Development of MAIC was funded in 2013 by a Wellcome-Beit Prize Intermediate Clinical Fellowship (103258/Z/13/Z to K Baillie). This diagram, from the grant application, shows the design for the algorithm. I wrote the code for version 1 of the MAIC package during the first year of the fellowship.
In 2018, Andy Law completely refactored the codebase for MAIC, creating a standards-compliant, modular software tool which we shared on the github MAIC repository.
In this paper we reported the design and initial evaluation of the MAIC algorithm, and results of the first genome-wide CRISPR knockout screen of host factors required for replication of influenza virus. The paper was accepted 4 years after I travelled to the Broad Institute of Harvard and MIT to perform a CRISPR screen, together with Bo Li in Nir Hacohen’s lab, because individual validation of the hits was technically challenging. The compeletely new dataset from the CRISPR screen provided a perfect test for the MAIC algorithm. We report a meta-analysis of published work, together with our new screen, in the most comprehensive assessment of host:pathogen interactions with influenza virus to date.
Throughout the Covid-19 pandemic, the whole lab came together to systematically review the evidence implicating each human protein-coding gene in host:viral interactions and disease pathogenesis.
Starting in 2018, Bo Wang performed a systematic comparison of MAIC against other methods for aggregating experimental results. He found that MAIC performs better than other approaches in most circumstances encountered in genomics and biology. The key factor for deciding on an algorithm is the heterogeneity in information quality between input lists.
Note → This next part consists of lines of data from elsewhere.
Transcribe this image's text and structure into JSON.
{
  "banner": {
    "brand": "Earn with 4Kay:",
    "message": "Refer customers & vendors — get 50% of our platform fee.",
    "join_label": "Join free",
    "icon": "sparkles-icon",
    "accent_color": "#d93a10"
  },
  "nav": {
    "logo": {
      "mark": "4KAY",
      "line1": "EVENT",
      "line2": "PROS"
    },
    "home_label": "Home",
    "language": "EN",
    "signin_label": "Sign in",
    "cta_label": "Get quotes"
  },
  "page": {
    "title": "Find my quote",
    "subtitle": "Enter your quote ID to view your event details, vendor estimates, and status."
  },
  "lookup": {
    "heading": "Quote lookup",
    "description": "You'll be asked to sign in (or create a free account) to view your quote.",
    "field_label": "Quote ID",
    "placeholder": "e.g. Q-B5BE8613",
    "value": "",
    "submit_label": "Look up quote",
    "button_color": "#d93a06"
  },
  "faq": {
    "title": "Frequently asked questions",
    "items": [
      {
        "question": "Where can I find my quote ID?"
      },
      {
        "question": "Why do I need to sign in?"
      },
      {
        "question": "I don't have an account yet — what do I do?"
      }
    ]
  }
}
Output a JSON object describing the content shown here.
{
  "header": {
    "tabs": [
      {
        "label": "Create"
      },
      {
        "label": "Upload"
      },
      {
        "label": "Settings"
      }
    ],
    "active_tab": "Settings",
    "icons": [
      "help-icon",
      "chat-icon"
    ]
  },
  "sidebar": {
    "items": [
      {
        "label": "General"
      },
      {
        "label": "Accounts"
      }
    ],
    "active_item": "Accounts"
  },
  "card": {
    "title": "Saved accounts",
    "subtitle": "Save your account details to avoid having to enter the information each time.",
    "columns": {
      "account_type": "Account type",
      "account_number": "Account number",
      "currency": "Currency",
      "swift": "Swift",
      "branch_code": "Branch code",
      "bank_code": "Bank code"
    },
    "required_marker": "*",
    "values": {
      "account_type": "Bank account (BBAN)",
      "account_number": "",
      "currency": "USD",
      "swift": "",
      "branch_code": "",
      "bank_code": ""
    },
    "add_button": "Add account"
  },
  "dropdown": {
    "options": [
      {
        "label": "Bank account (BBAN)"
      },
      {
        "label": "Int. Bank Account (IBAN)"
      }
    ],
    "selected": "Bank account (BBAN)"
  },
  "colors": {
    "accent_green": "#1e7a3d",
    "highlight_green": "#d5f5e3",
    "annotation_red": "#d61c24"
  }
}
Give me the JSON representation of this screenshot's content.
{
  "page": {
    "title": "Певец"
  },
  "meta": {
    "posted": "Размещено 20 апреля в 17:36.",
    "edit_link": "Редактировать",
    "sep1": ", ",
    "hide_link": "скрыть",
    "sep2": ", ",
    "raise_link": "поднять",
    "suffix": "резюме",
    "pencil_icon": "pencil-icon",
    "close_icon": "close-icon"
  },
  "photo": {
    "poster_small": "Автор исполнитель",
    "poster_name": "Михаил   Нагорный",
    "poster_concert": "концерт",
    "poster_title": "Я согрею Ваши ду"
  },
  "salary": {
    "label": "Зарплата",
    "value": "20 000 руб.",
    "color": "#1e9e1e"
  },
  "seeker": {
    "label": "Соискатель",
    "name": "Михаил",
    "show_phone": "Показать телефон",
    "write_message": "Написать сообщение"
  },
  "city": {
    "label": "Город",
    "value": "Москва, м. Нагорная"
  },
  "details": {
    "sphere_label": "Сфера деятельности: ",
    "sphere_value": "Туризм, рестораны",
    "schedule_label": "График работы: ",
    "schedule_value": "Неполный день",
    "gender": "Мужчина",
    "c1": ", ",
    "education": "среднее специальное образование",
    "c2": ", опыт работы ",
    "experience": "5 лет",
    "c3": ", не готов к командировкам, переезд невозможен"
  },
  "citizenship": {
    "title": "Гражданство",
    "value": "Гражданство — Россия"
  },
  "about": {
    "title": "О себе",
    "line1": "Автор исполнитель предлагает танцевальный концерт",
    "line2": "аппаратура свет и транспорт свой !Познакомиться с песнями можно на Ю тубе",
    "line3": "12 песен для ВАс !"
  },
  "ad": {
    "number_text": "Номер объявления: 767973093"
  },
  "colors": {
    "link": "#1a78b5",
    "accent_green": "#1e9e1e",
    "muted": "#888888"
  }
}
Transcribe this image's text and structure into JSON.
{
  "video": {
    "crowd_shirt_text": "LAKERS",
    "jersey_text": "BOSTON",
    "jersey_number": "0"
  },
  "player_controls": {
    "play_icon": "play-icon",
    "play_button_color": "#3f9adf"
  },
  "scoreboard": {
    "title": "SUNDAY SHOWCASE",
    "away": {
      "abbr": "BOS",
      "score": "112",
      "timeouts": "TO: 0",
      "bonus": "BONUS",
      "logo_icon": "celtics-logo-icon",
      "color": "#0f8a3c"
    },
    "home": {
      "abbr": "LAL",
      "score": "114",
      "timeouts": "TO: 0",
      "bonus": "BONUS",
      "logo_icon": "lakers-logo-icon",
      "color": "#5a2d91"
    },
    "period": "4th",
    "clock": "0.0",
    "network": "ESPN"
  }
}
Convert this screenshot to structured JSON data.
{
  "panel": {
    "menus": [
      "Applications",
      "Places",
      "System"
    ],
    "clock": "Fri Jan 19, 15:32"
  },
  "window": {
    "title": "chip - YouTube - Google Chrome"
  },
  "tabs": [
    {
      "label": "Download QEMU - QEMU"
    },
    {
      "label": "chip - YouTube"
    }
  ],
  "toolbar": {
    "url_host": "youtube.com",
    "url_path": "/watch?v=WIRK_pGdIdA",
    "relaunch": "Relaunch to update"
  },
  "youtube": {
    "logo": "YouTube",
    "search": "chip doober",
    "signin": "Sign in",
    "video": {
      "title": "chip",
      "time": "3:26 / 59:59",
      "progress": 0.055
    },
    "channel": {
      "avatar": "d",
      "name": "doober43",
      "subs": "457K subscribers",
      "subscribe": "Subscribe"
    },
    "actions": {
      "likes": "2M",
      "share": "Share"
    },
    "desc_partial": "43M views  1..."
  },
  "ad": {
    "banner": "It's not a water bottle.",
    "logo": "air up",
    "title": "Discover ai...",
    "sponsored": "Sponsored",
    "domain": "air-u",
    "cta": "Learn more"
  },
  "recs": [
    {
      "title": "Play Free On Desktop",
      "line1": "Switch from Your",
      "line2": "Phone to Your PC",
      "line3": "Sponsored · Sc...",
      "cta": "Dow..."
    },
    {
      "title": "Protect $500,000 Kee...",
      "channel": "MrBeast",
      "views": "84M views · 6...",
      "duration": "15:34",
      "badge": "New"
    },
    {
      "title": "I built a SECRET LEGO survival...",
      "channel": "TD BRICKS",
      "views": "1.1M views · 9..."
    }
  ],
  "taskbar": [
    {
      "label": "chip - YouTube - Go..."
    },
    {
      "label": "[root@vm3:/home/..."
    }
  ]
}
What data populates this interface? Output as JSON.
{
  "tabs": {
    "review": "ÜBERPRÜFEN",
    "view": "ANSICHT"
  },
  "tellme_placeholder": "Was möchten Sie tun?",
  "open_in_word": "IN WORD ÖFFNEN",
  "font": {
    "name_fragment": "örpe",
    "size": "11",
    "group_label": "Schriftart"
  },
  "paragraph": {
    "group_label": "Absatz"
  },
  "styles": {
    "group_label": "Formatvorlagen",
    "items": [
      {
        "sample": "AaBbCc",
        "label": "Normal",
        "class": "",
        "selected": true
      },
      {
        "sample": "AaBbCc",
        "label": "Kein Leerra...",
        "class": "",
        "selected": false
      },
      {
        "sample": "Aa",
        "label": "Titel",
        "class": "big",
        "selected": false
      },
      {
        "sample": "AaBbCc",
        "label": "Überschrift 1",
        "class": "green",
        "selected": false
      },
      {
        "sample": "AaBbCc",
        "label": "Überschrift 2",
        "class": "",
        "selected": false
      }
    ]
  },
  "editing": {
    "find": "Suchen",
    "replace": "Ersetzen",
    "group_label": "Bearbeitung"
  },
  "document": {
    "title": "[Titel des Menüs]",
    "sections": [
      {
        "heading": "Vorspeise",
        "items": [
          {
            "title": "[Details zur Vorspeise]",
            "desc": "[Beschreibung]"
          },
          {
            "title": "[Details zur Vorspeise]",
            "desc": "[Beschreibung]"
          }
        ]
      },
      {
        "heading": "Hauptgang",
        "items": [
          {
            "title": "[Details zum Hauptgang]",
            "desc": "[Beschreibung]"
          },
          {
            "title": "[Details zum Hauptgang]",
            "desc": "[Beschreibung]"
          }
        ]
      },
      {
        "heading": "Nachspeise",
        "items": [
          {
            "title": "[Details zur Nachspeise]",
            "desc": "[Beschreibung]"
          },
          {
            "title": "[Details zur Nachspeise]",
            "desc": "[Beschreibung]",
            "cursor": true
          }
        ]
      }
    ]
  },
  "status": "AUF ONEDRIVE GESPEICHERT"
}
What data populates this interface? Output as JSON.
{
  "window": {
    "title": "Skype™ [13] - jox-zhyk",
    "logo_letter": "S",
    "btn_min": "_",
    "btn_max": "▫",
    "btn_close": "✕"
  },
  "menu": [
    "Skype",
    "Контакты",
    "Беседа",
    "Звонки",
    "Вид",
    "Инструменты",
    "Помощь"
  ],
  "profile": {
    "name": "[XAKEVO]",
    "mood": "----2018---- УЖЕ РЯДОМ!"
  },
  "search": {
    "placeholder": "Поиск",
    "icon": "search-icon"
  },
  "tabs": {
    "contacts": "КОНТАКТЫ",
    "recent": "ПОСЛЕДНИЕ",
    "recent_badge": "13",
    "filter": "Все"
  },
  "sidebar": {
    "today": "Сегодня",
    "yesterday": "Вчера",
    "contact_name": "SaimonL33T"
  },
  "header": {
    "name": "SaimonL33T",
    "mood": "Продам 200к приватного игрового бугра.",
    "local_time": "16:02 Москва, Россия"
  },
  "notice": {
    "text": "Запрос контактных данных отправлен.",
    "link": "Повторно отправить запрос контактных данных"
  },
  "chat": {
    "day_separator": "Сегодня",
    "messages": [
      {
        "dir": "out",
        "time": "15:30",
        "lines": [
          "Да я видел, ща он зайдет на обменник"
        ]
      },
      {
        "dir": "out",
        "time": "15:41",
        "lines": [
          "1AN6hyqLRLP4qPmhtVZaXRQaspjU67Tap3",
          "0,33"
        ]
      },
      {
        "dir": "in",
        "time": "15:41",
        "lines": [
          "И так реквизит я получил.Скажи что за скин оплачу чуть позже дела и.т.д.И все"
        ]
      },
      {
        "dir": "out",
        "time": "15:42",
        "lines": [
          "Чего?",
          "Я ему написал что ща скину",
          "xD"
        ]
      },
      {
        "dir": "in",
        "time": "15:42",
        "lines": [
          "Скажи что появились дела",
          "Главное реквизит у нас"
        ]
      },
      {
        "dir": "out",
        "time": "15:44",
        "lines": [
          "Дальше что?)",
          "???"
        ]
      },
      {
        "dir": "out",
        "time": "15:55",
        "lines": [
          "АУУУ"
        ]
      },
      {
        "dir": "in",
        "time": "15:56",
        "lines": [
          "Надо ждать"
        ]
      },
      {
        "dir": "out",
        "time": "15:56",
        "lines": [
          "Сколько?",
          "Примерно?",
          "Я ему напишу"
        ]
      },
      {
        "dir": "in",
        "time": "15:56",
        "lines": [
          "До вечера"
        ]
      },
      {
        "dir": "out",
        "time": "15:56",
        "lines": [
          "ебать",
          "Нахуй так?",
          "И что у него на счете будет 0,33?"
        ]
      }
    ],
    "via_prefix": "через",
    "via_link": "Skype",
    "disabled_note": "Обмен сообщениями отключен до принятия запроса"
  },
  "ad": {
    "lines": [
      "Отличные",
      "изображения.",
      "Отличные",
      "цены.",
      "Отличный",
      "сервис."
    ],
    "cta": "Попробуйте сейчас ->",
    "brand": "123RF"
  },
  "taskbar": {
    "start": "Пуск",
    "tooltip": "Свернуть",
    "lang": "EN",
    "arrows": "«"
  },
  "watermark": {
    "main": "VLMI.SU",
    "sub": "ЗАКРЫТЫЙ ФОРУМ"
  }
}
Because MAIC quantifies this heterogeneity, we were able to modify MAIC to tell users if another algorithm will perform better for their datasets.
MAIC python package
We released MAIC as a python package which you can install using this command:
pip install pymaic.